What you are asked to do
Make an exact copy of the records, with the pictures left out.

————————

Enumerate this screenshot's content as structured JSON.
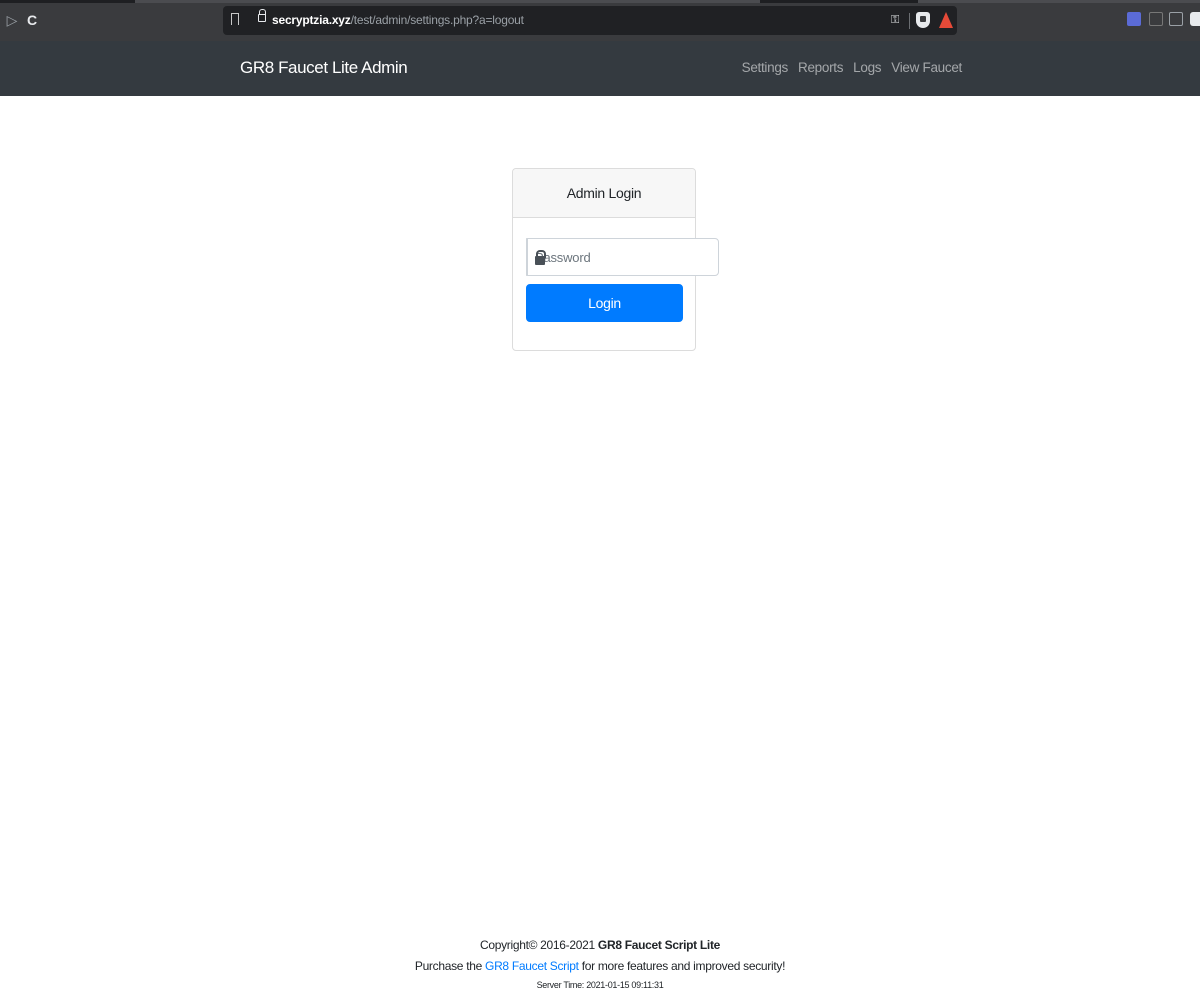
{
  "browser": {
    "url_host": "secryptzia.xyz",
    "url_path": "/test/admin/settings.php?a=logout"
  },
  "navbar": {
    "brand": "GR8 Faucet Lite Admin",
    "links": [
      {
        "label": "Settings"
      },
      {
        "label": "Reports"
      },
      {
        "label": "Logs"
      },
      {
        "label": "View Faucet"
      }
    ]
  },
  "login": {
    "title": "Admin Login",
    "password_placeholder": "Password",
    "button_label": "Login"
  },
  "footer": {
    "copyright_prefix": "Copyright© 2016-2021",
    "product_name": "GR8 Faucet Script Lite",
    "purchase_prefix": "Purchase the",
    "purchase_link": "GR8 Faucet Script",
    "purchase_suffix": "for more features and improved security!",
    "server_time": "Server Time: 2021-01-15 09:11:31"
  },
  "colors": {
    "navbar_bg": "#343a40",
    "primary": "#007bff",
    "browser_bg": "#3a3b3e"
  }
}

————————

Result of the exercise
Enumerate this screenshot's content as structured JSON.
{
  "browser": {
    "url_host": "secryptzia.xyz",
    "url_path": "/test/admin/settings.php?a=logout"
  },
  "navbar": {
    "brand": "GR8 Faucet Lite Admin",
    "links": [
      {
        "label": "Settings"
      },
      {
        "label": "Reports"
      },
      {
        "label": "Logs"
      },
      {
        "label": "View Faucet"
      }
    ]
  },
  "login": {
    "title": "Admin Login",
    "password_placeholder": "Password",
    "button_label": "Login"
  },
  "footer": {
    "copyright_prefix": "Copyright© 2016-2021",
    "product_name": "GR8 Faucet Script Lite",
    "purchase_prefix": "Purchase the",
    "purchase_link": "GR8 Faucet Script",
    "purchase_suffix": "for more features and improved security!",
    "server_time": "Server Time: 2021-01-15 09:11:31"
  },
  "colors": {
    "navbar_bg": "#343a40",
    "primary": "#007bff",
    "browser_bg": "#3a3b3e"
  }
}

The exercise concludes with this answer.